Dataset excerpts:
==*==

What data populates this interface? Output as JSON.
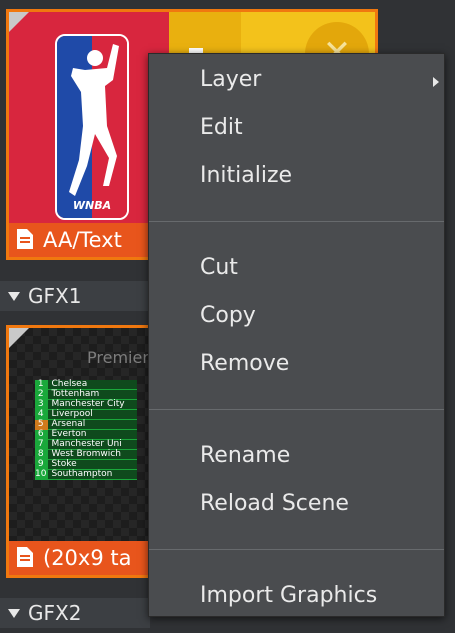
{
  "tiles": [
    {
      "label": "AA/Text",
      "thumbnail": "wnba-logo",
      "icon": "document-icon"
    },
    {
      "label": "(20x9 ta",
      "thumbnail": "premier-league-table",
      "icon": "document-icon",
      "table_title": "Premier",
      "rows": [
        {
          "pos": "1",
          "team": "Chelsea"
        },
        {
          "pos": "2",
          "team": "Tottenham"
        },
        {
          "pos": "3",
          "team": "Manchester City"
        },
        {
          "pos": "4",
          "team": "Liverpool"
        },
        {
          "pos": "5",
          "team": "Arsenal"
        },
        {
          "pos": "6",
          "team": "Everton"
        },
        {
          "pos": "7",
          "team": "Manchester Uni"
        },
        {
          "pos": "8",
          "team": "West Bromwich"
        },
        {
          "pos": "9",
          "team": "Stoke"
        },
        {
          "pos": "10",
          "team": "Southampton"
        }
      ]
    }
  ],
  "logo_text": "WNBA",
  "groups": [
    "GFX1",
    "GFX2"
  ],
  "context_menu": {
    "sections": [
      [
        "Layer",
        "Edit",
        "Initialize"
      ],
      [
        "Cut",
        "Copy",
        "Remove"
      ],
      [
        "Rename",
        "Reload Scene"
      ],
      [
        "Import Graphics"
      ]
    ]
  },
  "colors": {
    "tile_border": "#f0780f",
    "menu_bg": "#4a4c4f",
    "panel_bg": "#303235"
  }
}
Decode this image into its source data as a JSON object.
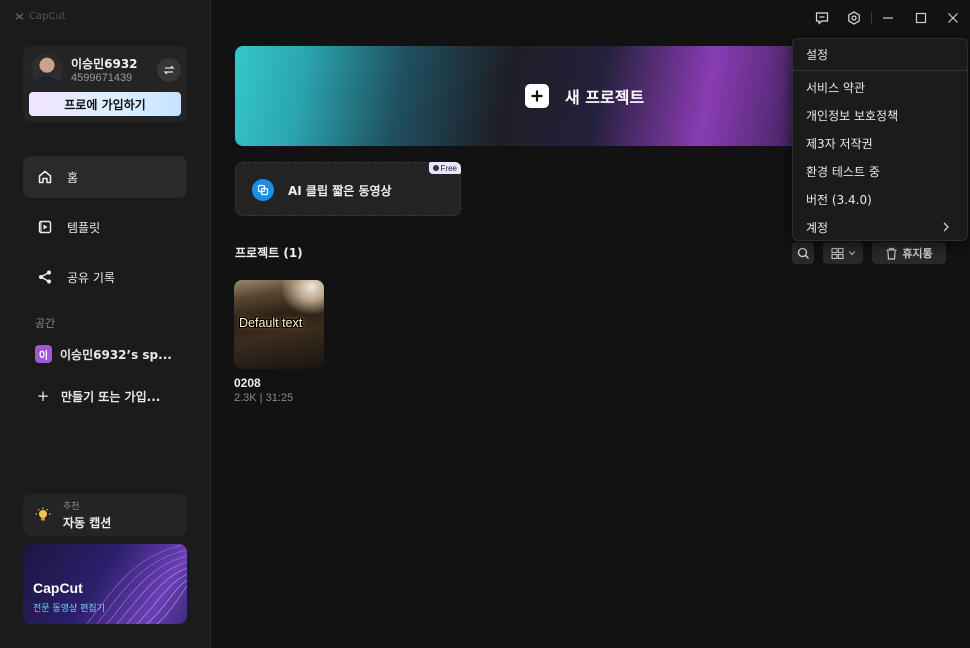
{
  "app": {
    "logo_text": "CapCut"
  },
  "profile": {
    "name": "이승민6932",
    "id": "4599671439",
    "pro_button": "프로에 가입하기"
  },
  "nav": {
    "home": "홈",
    "templates": "템플릿",
    "share_history": "공유 기록"
  },
  "spaces": {
    "section_label": "공간",
    "badge": "이",
    "space_name": "이승민6932’s sp...",
    "create_label": "만들기 또는 가입..."
  },
  "recommend": {
    "small_label": "추천",
    "title": "자동 캡션"
  },
  "promo": {
    "title": "CapCut",
    "subtitle": "전문 동영상 편집기"
  },
  "main": {
    "new_project": "새 프로젝트",
    "ai_clip": "AI 클립 짧은 동영상",
    "free_badge": "Free",
    "projects_title": "프로젝트 (1)",
    "trash_label": "휴지통"
  },
  "projects": [
    {
      "thumb_text": "Default text",
      "name": "0208",
      "meta": "2.3K | 31:25"
    }
  ],
  "settings_menu": {
    "header": "설정",
    "items": [
      "서비스 약관",
      "개인정보 보호정책",
      "제3자 저작권",
      "환경 테스트 중",
      "버전 (3.4.0)",
      "계정"
    ]
  },
  "colors": {
    "background": "#121212",
    "sidebar": "#1b1b1b",
    "accent_blue": "#1a8fe8",
    "space_badge": "#9b59d6"
  }
}
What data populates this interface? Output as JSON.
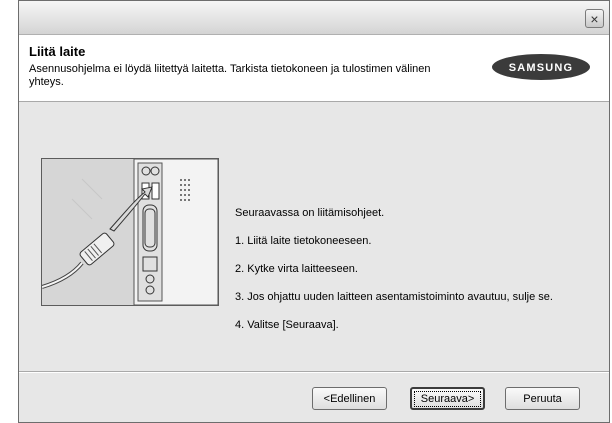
{
  "window": {
    "close_symbol": "×"
  },
  "header": {
    "title": "Liitä laite",
    "description": "Asennusohjelma ei löydä liitettyä laitetta. Tarkista tietokoneen ja tulostimen välinen yhteys.",
    "logo_text": "SAMSUNG"
  },
  "instructions": {
    "intro": "Seuraavassa on liitämisohjeet.",
    "steps": [
      "1. Liitä laite tietokoneeseen.",
      "2. Kytke virta laitteeseen.",
      "3. Jos ohjattu uuden laitteen asentamistoiminto avautuu, sulje se.",
      "4. Valitse [Seuraava]."
    ]
  },
  "buttons": {
    "back": "<Edellinen",
    "next": "Seuraava>",
    "cancel": "Peruuta"
  },
  "colors": {
    "logo_bg": "#3b3b3b",
    "dialog_bg": "#e7e7e7"
  }
}
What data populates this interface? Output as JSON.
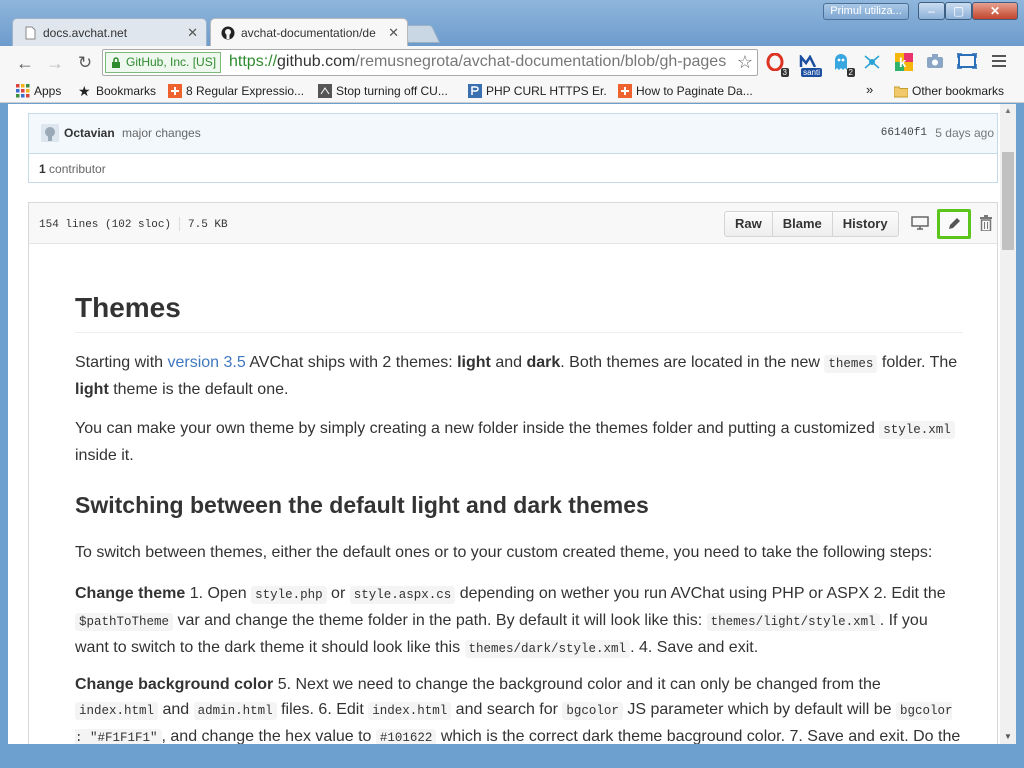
{
  "window": {
    "profile_label": "Primul utiliza...",
    "min_label": "–",
    "max_label": "▢",
    "close_label": "✕"
  },
  "tabs": [
    {
      "title": "docs.avchat.net",
      "close": "✕"
    },
    {
      "title": "avchat-documentation/de",
      "close": "✕"
    }
  ],
  "omnibox": {
    "ev_label": "GitHub, Inc. [US]",
    "scheme": "https://",
    "host": "github.com",
    "path": "/remusnegrota/avchat-documentation/blob/gh-pages"
  },
  "extensions": {
    "opera_badge": "3",
    "santi_label": "santi",
    "ghost_badge": "2",
    "k_label": "k"
  },
  "bookmarks": {
    "items": [
      {
        "label": "Apps"
      },
      {
        "label": "Bookmarks"
      },
      {
        "label": "8 Regular Expressio..."
      },
      {
        "label": "Stop turning off CU..."
      },
      {
        "label": "PHP CURL HTTPS Er..."
      },
      {
        "label": "How to Paginate Da..."
      }
    ],
    "more": "»",
    "other": "Other bookmarks"
  },
  "commit": {
    "author": "Octavian",
    "message": "major changes",
    "sha": "66140f1",
    "age": "5 days ago",
    "contributors_count": "1",
    "contributors_label": "contributor"
  },
  "file": {
    "lines": "154 lines (102 sloc)",
    "size": "7.5 KB",
    "buttons": {
      "raw": "Raw",
      "blame": "Blame",
      "history": "History"
    }
  },
  "article": {
    "h1": "Themes",
    "p1": {
      "t1": "Starting with ",
      "link": "version 3.5",
      "t2": " AVChat ships with 2 themes: ",
      "b1": "light",
      "t3": " and ",
      "b2": "dark",
      "t4": ". Both themes are located in the new ",
      "c1": "themes",
      "t5": " folder. The ",
      "b3": "light",
      "t6": " theme is the default one."
    },
    "p2": {
      "t1": "You can make your own theme by simply creating a new folder inside the themes folder and putting a customized ",
      "c1": "style.xml",
      "t2": " inside it."
    },
    "h2": "Switching between the default light and dark themes",
    "p3": "To switch between themes, either the default ones or to your custom created theme, you need to take the following steps:",
    "p4": {
      "b1": "Change theme",
      "t1": " 1. Open ",
      "c1": "style.php",
      "t2": " or ",
      "c2": "style.aspx.cs",
      "t3": " depending on wether you run AVChat using PHP or ASPX 2. Edit the ",
      "c3": "$pathToTheme",
      "t4": " var and change the theme folder in the path. By default it will look like this: ",
      "c4": "themes/light/style.xml",
      "t5": ". If you want to switch to the dark theme it should look like this ",
      "c5": "themes/dark/style.xml",
      "t6": ". 4. Save and exit."
    },
    "p5": {
      "b1": "Change background color",
      "t1": " 5. Next we need to change the background color and it can only be changed from the ",
      "c1": "index.html",
      "t2": " and ",
      "c2": "admin.html",
      "t3": " files. 6. Edit ",
      "c3": "index.html",
      "t4": " and search for ",
      "c4": "bgcolor",
      "t5": " JS parameter which by default will be ",
      "c5": "bgcolor : \"#F1F1F1\"",
      "t6": ", and change the hex value to ",
      "c6": "#101622",
      "t7": " which is the correct dark theme bacground color. 7. Save and exit. Do the"
    }
  },
  "colors": {
    "accent_link": "#4078c0",
    "edit_highlight": "#5ac41d",
    "ev_green": "#2e8b2e"
  }
}
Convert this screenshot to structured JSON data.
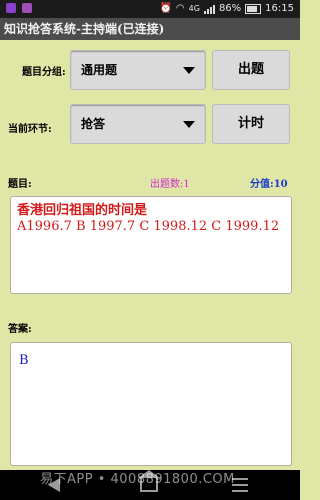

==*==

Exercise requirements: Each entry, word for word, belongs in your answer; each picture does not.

Result below:
What data populates this interface? Output as JSON.
{
  "tiles": [
    {
      "label": "AA/Text",
      "thumbnail": "wnba-logo",
      "icon": "document-icon"
    },
    {
      "label": "(20x9 ta",
      "thumbnail": "premier-league-table",
      "icon": "document-icon",
      "table_title": "Premier",
      "rows": [
        {
          "pos": "1",
          "team": "Chelsea"
        },
        {
          "pos": "2",
          "team": "Tottenham"
        },
        {
          "pos": "3",
          "team": "Manchester City"
        },
        {
          "pos": "4",
          "team": "Liverpool"
        },
        {
          "pos": "5",
          "team": "Arsenal"
        },
        {
          "pos": "6",
          "team": "Everton"
        },
        {
          "pos": "7",
          "team": "Manchester Uni"
        },
        {
          "pos": "8",
          "team": "West Bromwich"
        },
        {
          "pos": "9",
          "team": "Stoke"
        },
        {
          "pos": "10",
          "team": "Southampton"
        }
      ]
    }
  ],
  "logo_text": "WNBA",
  "groups": [
    "GFX1",
    "GFX2"
  ],
  "context_menu": {
    "sections": [
      [
        "Layer",
        "Edit",
        "Initialize"
      ],
      [
        "Cut",
        "Copy",
        "Remove"
      ],
      [
        "Rename",
        "Reload Scene"
      ],
      [
        "Import Graphics"
      ]
    ]
  },
  "colors": {
    "tile_border": "#f0780f",
    "menu_bg": "#4a4c4f",
    "panel_bg": "#303235"
  }
}
Decode this image into its source data as a JSON object.
{
  "app": {
    "logo_text": "CapCut"
  },
  "profile": {
    "name": "이승민6932",
    "id": "4599671439",
    "pro_button": "프로에 가입하기"
  },
  "nav": {
    "home": "홈",
    "templates": "템플릿",
    "share_history": "공유 기록"
  },
  "spaces": {
    "section_label": "공간",
    "badge": "이",
    "space_name": "이승민6932’s sp...",
    "create_label": "만들기 또는 가입..."
  },
  "recommend": {
    "small_label": "추천",
    "title": "자동 캡션"
  },
  "promo": {
    "title": "CapCut",
    "subtitle": "전문 동영상 편집기"
  },
  "main": {
    "new_project": "새 프로젝트",
    "ai_clip": "AI 클립 짧은 동영상",
    "free_badge": "Free",
    "projects_title": "프로젝트 (1)",
    "trash_label": "휴지통"
  },
  "projects": [
    {
      "thumb_text": "Default text",
      "name": "0208",
      "meta": "2.3K | 31:25"
    }
  ],
  "settings_menu": {
    "header": "설정",
    "items": [
      "서비스 약관",
      "개인정보 보호정책",
      "제3자 저작권",
      "환경 테스트 중",
      "버전 (3.4.0)",
      "계정"
    ]
  },
  "colors": {
    "background": "#121212",
    "sidebar": "#1b1b1b",
    "accent_blue": "#1a8fe8",
    "space_badge": "#9b59d6"
  }
}
What data populates this interface? Output as JSON.
{
  "window": {
    "close_symbol": "×"
  },
  "header": {
    "title": "Liitä laite",
    "description": "Asennusohjelma ei löydä liitettyä laitetta. Tarkista tietokoneen ja tulostimen välinen yhteys.",
    "logo_text": "SAMSUNG"
  },
  "instructions": {
    "intro": "Seuraavassa on liitämisohjeet.",
    "steps": [
      "1. Liitä laite tietokoneeseen.",
      "2. Kytke virta laitteeseen.",
      "3. Jos ohjattu uuden laitteen asentamistoiminto avautuu, sulje se.",
      "4. Valitse [Seuraava]."
    ]
  },
  "buttons": {
    "back": "<Edellinen",
    "next": "Seuraava>",
    "cancel": "Peruuta"
  },
  "colors": {
    "logo_bg": "#3b3b3b",
    "dialog_bg": "#e7e7e7"
  }
}
What data populates this interface? Output as JSON.
{
  "window": {
    "profile_label": "Primul utiliza...",
    "min_label": "–",
    "max_label": "▢",
    "close_label": "✕"
  },
  "tabs": [
    {
      "title": "docs.avchat.net",
      "close": "✕"
    },
    {
      "title": "avchat-documentation/de",
      "close": "✕"
    }
  ],
  "omnibox": {
    "ev_label": "GitHub, Inc. [US]",
    "scheme": "https://",
    "host": "github.com",
    "path": "/remusnegrota/avchat-documentation/blob/gh-pages"
  },
  "extensions": {
    "opera_badge": "3",
    "santi_label": "santi",
    "ghost_badge": "2",
    "k_label": "k"
  },
  "bookmarks": {
    "items": [
      {
        "label": "Apps"
      },
      {
        "label": "Bookmarks"
      },
      {
        "label": "8 Regular Expressio..."
      },
      {
        "label": "Stop turning off CU..."
      },
      {
        "label": "PHP CURL HTTPS Er..."
      },
      {
        "label": "How to Paginate Da..."
      }
    ],
    "more": "»",
    "other": "Other bookmarks"
  },
  "commit": {
    "author": "Octavian",
    "message": "major changes",
    "sha": "66140f1",
    "age": "5 days ago",
    "contributors_count": "1",
    "contributors_label": "contributor"
  },
  "file": {
    "lines": "154 lines (102 sloc)",
    "size": "7.5 KB",
    "buttons": {
      "raw": "Raw",
      "blame": "Blame",
      "history": "History"
    }
  },
  "article": {
    "h1": "Themes",
    "p1": {
      "t1": "Starting with ",
      "link": "version 3.5",
      "t2": " AVChat ships with 2 themes: ",
      "b1": "light",
      "t3": " and ",
      "b2": "dark",
      "t4": ". Both themes are located in the new ",
      "c1": "themes",
      "t5": " folder. The ",
      "b3": "light",
      "t6": " theme is the default one."
    },
    "p2": {
      "t1": "You can make your own theme by simply creating a new folder inside the themes folder and putting a customized ",
      "c1": "style.xml",
      "t2": " inside it."
    },
    "h2": "Switching between the default light and dark themes",
    "p3": "To switch between themes, either the default ones or to your custom created theme, you need to take the following steps:",
    "p4": {
      "b1": "Change theme",
      "t1": " 1. Open ",
      "c1": "style.php",
      "t2": " or ",
      "c2": "style.aspx.cs",
      "t3": " depending on wether you run AVChat using PHP or ASPX 2. Edit the ",
      "c3": "$pathToTheme",
      "t4": " var and change the theme folder in the path. By default it will look like this: ",
      "c4": "themes/light/style.xml",
      "t5": ". If you want to switch to the dark theme it should look like this ",
      "c5": "themes/dark/style.xml",
      "t6": ". 4. Save and exit."
    },
    "p5": {
      "b1": "Change background color",
      "t1": " 5. Next we need to change the background color and it can only be changed from the ",
      "c1": "index.html",
      "t2": " and ",
      "c2": "admin.html",
      "t3": " files. 6. Edit ",
      "c3": "index.html",
      "t4": " and search for ",
      "c4": "bgcolor",
      "t5": " JS parameter which by default will be ",
      "c5": "bgcolor : \"#F1F1F1\"",
      "t6": ", and change the hex value to ",
      "c6": "#101622",
      "t7": " which is the correct dark theme bacground color. 7. Save and exit. Do the"
    }
  },
  "colors": {
    "accent_link": "#4078c0",
    "edit_highlight": "#5ac41d",
    "ev_green": "#2e8b2e"
  }
}
Convert this screenshot to structured JSON data.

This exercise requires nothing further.